Your best bet: Lemon zest
Both lime and lemon are alike in that they are citrus fruits. Like most citrus fruits, their zest is full of essential oils that are responsible for much of the fruit’s flavor. Lemon is the citrus fruit that is most like lime in terms of its flavor and fragrance. The zest from both fruits provides a similar sharp, sweet note in most dishes. In fact, the two are virtually indistinguishable in dishes that have other pungent spices. Another benefit of lemon zest is that it is just as easy to remove and use as lime zest.
The bright yellow color of a ripe lemon will provide a different appearance when compared to the deep green of lime zest, but this is unlikely to be a drawback in most dishes.
A teaspoon of lemon zest has just as much flavor as a teaspoon as lime zest, so you can use it as a 1:1 lime zest substitute.
A decent second choice: Fresh or dried lime peel
The zest of the lime is the very outer part of the peel—the part with the color. Lime peel is the entire outer part of the fruit, including the white inner portion called the pith. Whole peel can be dried for long-term storage without losing all of its flavor, though it will lose some of it. It can be a good substitute for the zest in dishes where the zest would be used mainly for flavoring, as opposed to being used for texture and color. It is not a good substitute in dishes where it will be consumed since it can be bitter and fibrous. For example, you would not use lime peel in a salad or for a dry rub; however, you could use it in a sauce or in a braised dish. In the sauce or braised dish, you would remove it before serving the dish and after it releases its flavorful essential oils.
Use the peel of one lime to replace the zest of one lime. Use twice the amount if you are working with the dried peel.
In a pinch: Lime extract
Lime extract captures the pungent flavor of the fruit zest in liquid form. It is typically made from the essential oil in the zest. Not only do lime and other citrus extracts tend to be very strong, they also have a much longer shelf life than limes or lime zest.
In place of one teaspoon of lime zest, use a 1/2 teaspoon of liquid extract. Note that the fact that lime extracts can be very strong can result in them overpowering dishes quite easily.
Lime juice is another good option as it will provide much of the lime flavor along with fruitiness and acidity. It is important to keep in mind that the juice contains substantially less flavor than the zest, which means that you will need to use more of it than you would use of the zest.

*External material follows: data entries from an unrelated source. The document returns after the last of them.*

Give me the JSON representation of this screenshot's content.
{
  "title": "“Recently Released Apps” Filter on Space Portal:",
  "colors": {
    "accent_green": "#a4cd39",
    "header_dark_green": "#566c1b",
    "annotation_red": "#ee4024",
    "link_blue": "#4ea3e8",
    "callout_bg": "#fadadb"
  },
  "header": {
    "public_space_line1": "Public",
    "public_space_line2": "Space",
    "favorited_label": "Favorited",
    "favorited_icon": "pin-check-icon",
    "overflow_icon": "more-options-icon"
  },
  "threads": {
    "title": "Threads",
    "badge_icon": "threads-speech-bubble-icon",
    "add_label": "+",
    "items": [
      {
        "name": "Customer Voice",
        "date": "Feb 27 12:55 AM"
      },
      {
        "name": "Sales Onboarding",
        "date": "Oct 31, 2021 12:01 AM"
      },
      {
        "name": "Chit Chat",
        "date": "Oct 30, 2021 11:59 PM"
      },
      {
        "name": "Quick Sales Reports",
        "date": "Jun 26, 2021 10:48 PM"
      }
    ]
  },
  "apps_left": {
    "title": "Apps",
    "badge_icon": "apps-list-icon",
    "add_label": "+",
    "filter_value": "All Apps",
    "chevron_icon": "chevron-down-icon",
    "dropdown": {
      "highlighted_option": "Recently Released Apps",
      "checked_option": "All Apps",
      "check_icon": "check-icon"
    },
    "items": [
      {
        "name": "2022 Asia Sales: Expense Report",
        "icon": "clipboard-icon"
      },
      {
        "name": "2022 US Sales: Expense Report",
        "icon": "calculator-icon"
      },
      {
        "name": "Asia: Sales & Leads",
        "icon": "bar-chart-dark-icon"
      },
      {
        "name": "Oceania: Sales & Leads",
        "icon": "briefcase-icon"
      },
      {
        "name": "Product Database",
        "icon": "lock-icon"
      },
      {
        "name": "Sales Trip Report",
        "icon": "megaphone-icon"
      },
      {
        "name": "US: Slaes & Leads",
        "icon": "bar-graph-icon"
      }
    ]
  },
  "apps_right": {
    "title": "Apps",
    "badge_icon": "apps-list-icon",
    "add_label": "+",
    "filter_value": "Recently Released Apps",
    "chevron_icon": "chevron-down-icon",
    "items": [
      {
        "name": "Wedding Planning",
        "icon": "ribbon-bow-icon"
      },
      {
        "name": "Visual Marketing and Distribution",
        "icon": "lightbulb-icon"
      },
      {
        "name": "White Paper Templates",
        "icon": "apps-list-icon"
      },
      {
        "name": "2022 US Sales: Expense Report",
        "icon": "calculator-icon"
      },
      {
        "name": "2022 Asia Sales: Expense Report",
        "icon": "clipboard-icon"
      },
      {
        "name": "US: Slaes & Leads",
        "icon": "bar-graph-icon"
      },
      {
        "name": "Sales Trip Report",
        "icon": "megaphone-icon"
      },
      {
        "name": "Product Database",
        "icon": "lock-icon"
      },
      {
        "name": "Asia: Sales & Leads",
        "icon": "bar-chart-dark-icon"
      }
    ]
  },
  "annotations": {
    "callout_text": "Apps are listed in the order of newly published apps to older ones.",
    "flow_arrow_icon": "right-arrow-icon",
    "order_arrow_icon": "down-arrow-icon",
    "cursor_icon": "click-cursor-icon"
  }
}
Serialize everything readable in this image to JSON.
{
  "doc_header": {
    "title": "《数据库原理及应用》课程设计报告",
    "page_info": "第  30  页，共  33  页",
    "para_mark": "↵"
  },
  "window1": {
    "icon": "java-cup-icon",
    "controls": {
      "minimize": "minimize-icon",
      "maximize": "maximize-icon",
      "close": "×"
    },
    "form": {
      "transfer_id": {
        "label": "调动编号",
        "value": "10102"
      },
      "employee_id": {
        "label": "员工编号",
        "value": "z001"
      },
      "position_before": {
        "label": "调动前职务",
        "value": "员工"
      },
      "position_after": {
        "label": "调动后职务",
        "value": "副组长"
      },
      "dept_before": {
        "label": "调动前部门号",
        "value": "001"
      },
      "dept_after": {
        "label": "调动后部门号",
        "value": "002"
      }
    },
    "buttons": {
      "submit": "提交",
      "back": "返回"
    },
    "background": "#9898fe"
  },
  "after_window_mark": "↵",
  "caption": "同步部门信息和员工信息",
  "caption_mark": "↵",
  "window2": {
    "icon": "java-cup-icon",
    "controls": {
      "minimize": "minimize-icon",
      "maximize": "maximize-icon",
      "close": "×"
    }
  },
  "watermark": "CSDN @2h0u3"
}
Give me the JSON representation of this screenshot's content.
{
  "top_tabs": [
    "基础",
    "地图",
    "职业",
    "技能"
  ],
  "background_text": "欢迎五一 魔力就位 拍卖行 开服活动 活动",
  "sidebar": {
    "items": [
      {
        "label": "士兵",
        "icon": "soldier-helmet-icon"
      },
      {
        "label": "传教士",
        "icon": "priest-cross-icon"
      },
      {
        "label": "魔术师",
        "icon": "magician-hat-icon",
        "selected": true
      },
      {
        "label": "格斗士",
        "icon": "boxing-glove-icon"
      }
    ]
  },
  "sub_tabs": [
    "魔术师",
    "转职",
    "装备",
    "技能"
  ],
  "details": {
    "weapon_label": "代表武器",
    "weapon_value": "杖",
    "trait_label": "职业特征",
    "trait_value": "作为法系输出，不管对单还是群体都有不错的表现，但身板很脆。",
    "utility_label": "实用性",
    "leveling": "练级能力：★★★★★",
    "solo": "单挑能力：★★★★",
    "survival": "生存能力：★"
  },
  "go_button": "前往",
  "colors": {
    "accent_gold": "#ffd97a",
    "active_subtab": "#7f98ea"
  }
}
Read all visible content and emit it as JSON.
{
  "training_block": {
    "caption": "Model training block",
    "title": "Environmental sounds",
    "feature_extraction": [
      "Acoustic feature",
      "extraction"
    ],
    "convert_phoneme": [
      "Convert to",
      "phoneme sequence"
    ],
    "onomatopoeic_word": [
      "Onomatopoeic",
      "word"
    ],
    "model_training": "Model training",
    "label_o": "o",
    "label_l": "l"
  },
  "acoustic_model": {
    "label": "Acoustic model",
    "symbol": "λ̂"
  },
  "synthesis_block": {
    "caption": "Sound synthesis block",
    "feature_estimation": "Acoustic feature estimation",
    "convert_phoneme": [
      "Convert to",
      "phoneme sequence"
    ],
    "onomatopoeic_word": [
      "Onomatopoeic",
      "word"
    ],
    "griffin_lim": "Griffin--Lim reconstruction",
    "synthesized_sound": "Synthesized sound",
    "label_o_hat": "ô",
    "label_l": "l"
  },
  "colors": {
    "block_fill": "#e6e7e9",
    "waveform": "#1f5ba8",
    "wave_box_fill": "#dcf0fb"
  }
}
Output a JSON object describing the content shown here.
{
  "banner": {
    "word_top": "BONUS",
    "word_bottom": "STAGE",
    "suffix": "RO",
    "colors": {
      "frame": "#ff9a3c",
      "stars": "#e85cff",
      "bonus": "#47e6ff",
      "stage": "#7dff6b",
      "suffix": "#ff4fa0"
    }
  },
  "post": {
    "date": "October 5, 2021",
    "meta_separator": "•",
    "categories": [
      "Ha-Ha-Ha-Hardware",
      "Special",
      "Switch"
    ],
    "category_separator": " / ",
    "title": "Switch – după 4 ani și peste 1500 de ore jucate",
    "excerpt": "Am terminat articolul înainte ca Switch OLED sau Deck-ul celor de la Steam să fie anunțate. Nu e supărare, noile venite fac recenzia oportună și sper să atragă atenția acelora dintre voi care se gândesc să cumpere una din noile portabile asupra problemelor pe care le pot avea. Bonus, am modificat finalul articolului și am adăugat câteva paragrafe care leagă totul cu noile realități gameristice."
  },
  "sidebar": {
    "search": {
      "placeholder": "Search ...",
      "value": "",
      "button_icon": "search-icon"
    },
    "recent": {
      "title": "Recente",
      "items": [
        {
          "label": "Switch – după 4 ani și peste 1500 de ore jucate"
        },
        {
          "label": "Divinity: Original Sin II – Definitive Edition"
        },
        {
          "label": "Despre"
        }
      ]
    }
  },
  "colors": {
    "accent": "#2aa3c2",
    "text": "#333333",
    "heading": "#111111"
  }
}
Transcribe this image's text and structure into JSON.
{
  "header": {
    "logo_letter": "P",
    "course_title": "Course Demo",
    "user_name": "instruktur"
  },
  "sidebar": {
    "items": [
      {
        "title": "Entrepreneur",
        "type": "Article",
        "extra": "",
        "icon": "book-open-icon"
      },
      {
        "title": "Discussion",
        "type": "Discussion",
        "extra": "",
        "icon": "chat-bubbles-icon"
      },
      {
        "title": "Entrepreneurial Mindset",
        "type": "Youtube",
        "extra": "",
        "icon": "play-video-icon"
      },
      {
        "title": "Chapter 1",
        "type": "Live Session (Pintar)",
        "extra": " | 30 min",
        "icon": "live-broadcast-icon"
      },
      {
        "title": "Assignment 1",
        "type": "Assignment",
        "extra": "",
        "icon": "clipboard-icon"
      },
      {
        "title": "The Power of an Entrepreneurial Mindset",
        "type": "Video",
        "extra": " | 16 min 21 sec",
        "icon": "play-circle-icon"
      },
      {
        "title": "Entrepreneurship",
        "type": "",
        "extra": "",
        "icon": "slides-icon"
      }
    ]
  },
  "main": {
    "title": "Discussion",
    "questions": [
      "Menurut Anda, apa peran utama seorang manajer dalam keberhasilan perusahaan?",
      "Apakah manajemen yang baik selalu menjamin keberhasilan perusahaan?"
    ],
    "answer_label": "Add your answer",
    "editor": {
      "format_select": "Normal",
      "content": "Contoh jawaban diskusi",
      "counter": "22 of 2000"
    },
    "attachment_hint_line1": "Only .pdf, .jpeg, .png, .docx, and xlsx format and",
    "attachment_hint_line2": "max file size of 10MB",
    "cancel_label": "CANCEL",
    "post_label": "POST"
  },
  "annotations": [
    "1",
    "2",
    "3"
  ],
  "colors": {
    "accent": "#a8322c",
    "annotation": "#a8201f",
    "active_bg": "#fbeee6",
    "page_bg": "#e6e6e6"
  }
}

Keep in mind that in addition to providing the flavor of lime, lime juice can make your dish considerably more acidic.